There was not a single ballot question from 2016 to 2020, but from 2021 to 2023, there were over a dozen, including proposed constitutional amendments and binding and nonbinding questions. Binding questions and amendments are enacted automatically, but reviewing the implementation of nonbinding questions highlights how CSG’s perception of the voters’ will has gone from gospel to optional over just the last year.
Voters overwhelmingly demanded the Public Elections Fund in 2021. Today, that idea is a fixture in CSG elections, with all students benefiting from the lower barrier to entry in CSG elections. There were three questions on the ballot in Winter 2022, with none of them being directly changeable by CSG.
CSG honored the spirit of these results by continuing to demand the changes voters wanted throughout the 2022–23 academic year, including the sustainability requirement and funding increase for CSG’s popular programs (such as the New York Times and Wall Street Journal subscriptions for all students, which is still in effect).
The question of how to use the now-vacant Fleming Administration Building site, in the Fall 2022 election, spurred the demand for another green space on campus. Originally an idea of LSA Student Government (specifically the Taking Responsibility for the Earth and Environment Subcommittee), the green space was endorsed by CSG. The U-M administration is now set to totally revamp the area with a green space being at the core of the renovations.
In two years, each result CSG had direct control over was honored, while all the campus-wide demands from voters were elevated to the desks of the U-M administration, resulting in tangible change. However, 2023 has seen a flagrant disregard for the most recent election’s results.
The Winter 2023 election had three nonbinding questions, with one being directly actionable. The first question addressed the the Graduate Employees’ Organization (GEO) proposal for an unarmed response team, which passed overwhelmingly. As of today, CSG has not publicly said or passed anything advocating this in 2023–24.
The second question was on GEO’s demand for a living wage, which was also overwhelmingly approved in the elections. The strike resolved before the fall semester started, but when legislation for CSG to pay its own employees a living wage was introduced, the 13th Assembly voted against the bill. Even though the original question was about university employees, it is hard to imagine that voters who supported GEO’s demands for a living wage would also support paying CSG’s employees anything less.

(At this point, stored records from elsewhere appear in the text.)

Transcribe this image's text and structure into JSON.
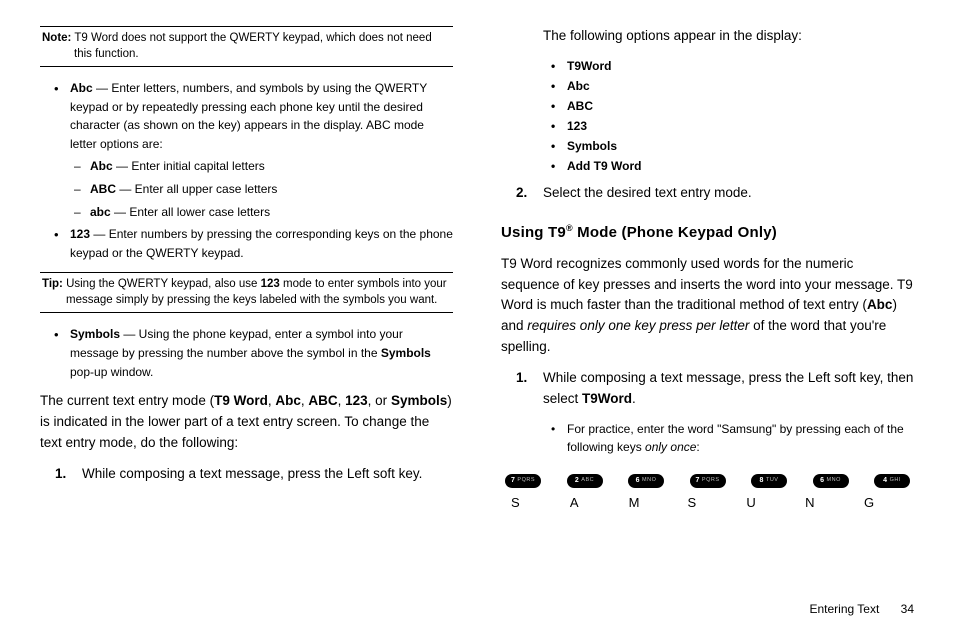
{
  "left": {
    "noteLabel": "Note:",
    "noteText": " T9 Word does not support the QWERTY keypad, which does not need this function.",
    "abc": {
      "term": "Abc",
      "desc": " — Enter letters, numbers, and symbols by using the QWERTY keypad or by repeatedly pressing each phone key until the desired character (as shown on the key) appears in the display. ABC mode letter options are:",
      "sub": [
        {
          "term": "Abc",
          "desc": " — Enter initial capital letters"
        },
        {
          "term": "ABC",
          "desc": " — Enter all upper case letters"
        },
        {
          "term": "abc",
          "desc": " — Enter all lower case letters"
        }
      ]
    },
    "n123": {
      "term": "123",
      "desc": " — Enter numbers by pressing the corresponding keys on the phone keypad or the QWERTY keypad."
    },
    "tipLabel": "Tip:",
    "tipPre": " Using the QWERTY keypad, also use ",
    "tipTerm": "123",
    "tipPost": " mode to enter symbols into your message simply by pressing the keys labeled with the symbols you want.",
    "symbols": {
      "term": "Symbols",
      "descPre": " — Using the phone keypad, enter a symbol into your message by pressing the number above the symbol in the ",
      "descTerm": "Symbols",
      "descPost": " pop-up window."
    },
    "modePara": {
      "p1": "The current text entry mode (",
      "t1": "T9 Word",
      "s1": ", ",
      "t2": "Abc",
      "s2": ", ",
      "t3": "ABC",
      "s3": ", ",
      "t4": "123",
      "s4": ", or ",
      "t5": "Symbols",
      "p2": ") is indicated in the lower part of a text entry screen. To change the text entry mode, do the following:"
    },
    "step1": "While composing a text message, press the Left soft key."
  },
  "right": {
    "intro": "The following options appear in the display:",
    "opts": [
      "T9Word",
      "Abc",
      "ABC",
      "123",
      "Symbols",
      "Add T9 Word"
    ],
    "step2": "Select the desired text entry mode.",
    "heading": {
      "pre": "Using T9",
      "sup": "®",
      "post": " Mode (Phone Keypad Only)"
    },
    "para": {
      "p1": "T9 Word recognizes commonly used words for the numeric sequence of key presses and inserts the word into your message. T9 Word is much faster than the traditional method of text entry (",
      "abc": "Abc",
      "p2": ") and ",
      "ital": "requires only one key press per letter",
      "p3": " of the word that you're spelling."
    },
    "rstep1": {
      "p1": "While composing a text message, press the Left soft key, then select ",
      "term": "T9Word",
      "p2": "."
    },
    "practice": {
      "p1": "For practice, enter the word \"Samsung\" by pressing each of the following keys ",
      "ital": "only once",
      "p2": ":"
    },
    "keys": [
      {
        "d": "7",
        "t": "PQRS"
      },
      {
        "d": "2",
        "t": "ABC"
      },
      {
        "d": "6",
        "t": "MNO"
      },
      {
        "d": "7",
        "t": "PQRS"
      },
      {
        "d": "8",
        "t": "TUV"
      },
      {
        "d": "6",
        "t": "MNO"
      },
      {
        "d": "4",
        "t": "GHI"
      }
    ],
    "letters": [
      "S",
      "A",
      "M",
      "S",
      "U",
      "N",
      "G"
    ]
  },
  "footer": {
    "section": "Entering Text",
    "page": "34"
  }
}
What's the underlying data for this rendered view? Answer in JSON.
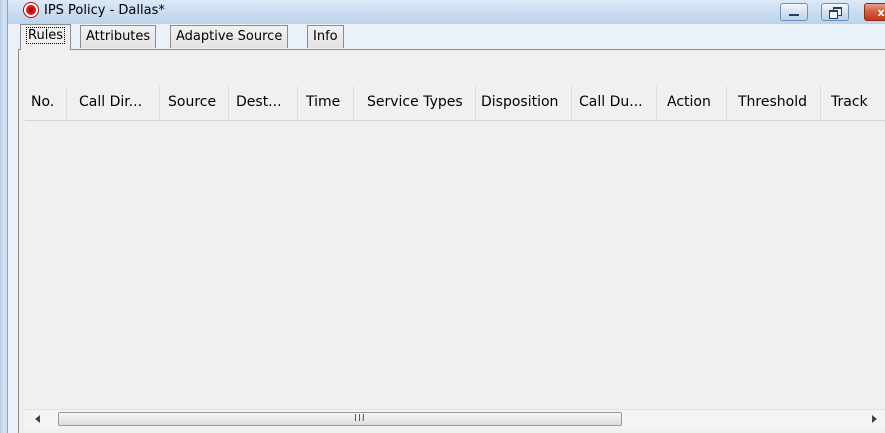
{
  "window": {
    "title": "IPS Policy - Dallas*",
    "controls": {
      "minimize": "minimize-icon",
      "maximize": "restore-icon",
      "close": "close-icon"
    },
    "close_glyph": "x"
  },
  "tabs": [
    {
      "label": "Rules",
      "active": true
    },
    {
      "label": "Attributes",
      "active": false
    },
    {
      "label": "Adaptive Source",
      "active": false
    },
    {
      "label": "Info",
      "active": false
    }
  ],
  "table": {
    "columns": [
      "No.",
      "Call Dir...",
      "Source",
      "Dest...",
      "Time",
      "Service Types",
      "Disposition",
      "Call Du...",
      "Action",
      "Threshold",
      "Track"
    ],
    "rows": []
  },
  "scrollbar": {
    "grip": "III"
  },
  "colors": {
    "accent": "#c9dcef",
    "close": "#c13b1d",
    "app_icon": "#d21b1b"
  }
}
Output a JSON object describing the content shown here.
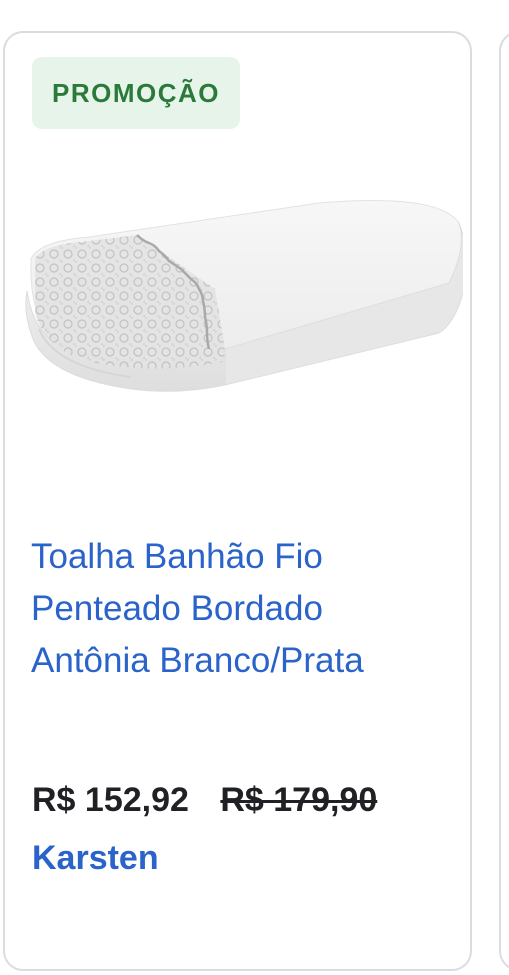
{
  "card": {
    "badge": "PROMOÇÃO",
    "image_alt": "towel-image",
    "title_lines": [
      "Toalha Banhão Fio",
      "Penteado Bordado",
      "Antônia Branco/Prata"
    ],
    "price": "R$ 152,92",
    "original_price": "R$ 179,90",
    "store": "Karsten"
  },
  "colors": {
    "badge_bg": "#e6f4ea",
    "badge_text": "#2b7a3a",
    "link": "#2a63c9",
    "text": "#202124",
    "border": "#dadce0"
  }
}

The third question was whether to extend the voting period for CSG elections to five days, which passed by a margin of over 20 percentage points. Despite this, there are several voices in the 13th Assembly who are ignoring the results and are moving forward with an unchanged or slightly increased voting period. Although there is still time left to do right by these results, the prospects of their being fully honored are grim without a significant demand for change — and everyone on campus can help.

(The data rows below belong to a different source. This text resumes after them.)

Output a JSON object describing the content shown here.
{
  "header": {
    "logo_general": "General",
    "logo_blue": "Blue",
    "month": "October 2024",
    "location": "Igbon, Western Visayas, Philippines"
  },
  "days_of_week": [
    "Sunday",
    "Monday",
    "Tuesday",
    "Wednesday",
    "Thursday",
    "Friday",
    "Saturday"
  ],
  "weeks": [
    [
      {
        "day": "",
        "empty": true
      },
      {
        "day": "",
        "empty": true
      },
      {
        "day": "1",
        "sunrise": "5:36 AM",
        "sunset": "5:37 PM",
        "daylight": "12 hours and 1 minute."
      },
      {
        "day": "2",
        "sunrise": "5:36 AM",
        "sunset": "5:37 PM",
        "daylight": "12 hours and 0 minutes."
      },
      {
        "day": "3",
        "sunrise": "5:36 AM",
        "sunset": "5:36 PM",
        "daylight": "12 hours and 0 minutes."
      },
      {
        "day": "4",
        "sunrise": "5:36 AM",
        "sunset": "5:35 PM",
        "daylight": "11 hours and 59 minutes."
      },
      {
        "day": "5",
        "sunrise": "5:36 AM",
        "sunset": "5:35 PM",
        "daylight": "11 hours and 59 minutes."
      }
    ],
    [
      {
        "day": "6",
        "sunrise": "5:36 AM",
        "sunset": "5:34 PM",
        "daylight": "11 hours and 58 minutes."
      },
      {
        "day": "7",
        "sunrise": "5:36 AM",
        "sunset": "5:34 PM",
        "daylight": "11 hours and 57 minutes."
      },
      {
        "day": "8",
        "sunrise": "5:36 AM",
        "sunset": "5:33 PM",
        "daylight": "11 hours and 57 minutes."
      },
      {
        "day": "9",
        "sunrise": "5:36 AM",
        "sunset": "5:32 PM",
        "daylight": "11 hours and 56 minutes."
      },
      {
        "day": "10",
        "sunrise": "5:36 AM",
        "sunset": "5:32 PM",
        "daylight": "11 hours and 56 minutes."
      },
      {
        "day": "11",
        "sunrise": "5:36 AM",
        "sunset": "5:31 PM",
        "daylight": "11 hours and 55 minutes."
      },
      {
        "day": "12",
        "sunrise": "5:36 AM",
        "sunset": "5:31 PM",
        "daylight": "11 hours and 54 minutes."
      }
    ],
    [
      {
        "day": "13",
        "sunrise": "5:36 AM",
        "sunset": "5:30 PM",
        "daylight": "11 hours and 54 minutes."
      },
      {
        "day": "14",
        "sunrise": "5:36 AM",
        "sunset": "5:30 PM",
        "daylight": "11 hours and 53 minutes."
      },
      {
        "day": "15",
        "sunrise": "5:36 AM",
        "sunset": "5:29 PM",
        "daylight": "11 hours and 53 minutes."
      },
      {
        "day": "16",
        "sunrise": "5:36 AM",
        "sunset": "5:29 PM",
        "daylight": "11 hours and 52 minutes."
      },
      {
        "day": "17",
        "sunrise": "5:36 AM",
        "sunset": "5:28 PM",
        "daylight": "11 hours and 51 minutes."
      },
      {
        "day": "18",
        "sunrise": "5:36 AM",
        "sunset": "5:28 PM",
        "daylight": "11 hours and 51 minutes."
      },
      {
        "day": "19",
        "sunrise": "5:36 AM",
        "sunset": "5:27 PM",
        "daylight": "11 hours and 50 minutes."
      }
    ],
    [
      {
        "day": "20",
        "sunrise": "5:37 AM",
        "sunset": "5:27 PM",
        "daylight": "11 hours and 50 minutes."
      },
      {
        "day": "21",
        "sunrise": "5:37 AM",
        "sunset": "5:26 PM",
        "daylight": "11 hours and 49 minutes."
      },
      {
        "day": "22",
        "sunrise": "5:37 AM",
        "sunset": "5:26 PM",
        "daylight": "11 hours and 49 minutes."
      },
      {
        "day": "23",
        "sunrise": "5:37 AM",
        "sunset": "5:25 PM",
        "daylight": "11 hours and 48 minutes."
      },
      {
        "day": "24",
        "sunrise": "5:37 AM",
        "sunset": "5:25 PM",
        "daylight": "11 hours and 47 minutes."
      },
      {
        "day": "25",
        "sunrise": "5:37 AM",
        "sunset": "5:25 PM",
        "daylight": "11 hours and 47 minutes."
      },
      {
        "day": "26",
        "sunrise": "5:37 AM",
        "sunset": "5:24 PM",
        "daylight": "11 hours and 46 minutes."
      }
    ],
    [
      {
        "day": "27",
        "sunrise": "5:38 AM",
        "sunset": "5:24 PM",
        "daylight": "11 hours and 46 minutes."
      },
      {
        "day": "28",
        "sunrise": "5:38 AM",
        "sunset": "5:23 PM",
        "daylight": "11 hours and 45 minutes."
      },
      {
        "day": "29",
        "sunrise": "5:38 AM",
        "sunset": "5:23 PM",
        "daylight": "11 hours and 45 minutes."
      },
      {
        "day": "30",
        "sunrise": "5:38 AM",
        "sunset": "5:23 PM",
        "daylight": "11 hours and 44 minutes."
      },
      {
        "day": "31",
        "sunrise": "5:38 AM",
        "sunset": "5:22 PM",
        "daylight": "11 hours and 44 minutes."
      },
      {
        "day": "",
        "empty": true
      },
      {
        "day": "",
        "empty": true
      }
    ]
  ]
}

There are two possible avenues to ensure referendums are adhered to. The first is to relax the rules on binding questions. Right now, the rules are extremely strict for binding questions and petitions, requiring specific text to be ready for implementation.
If the rules were changed so that binding ballot questions could demand change with just a simple description, it would be more difficult to ignore the will of the voters, and leaving the enforcement details up to CSG would make ballot initiatives far easier to enforce.
Additionally, petitions currently require a ridiculous 1,000 signatures to get on the ballot, despite only a few thousand voters participating in CSG elections. To make this change, I encourage you to email your representatives.
The second avenue is for you to vote. Vote this November for people who say they will honor the voters’ will, even if they personally disagree with the outcome. There are a record number of coming special elections due to poor engagement from representatives this fall, which could change the trajectory of this year. Without the people being heard, there is no purpose for government.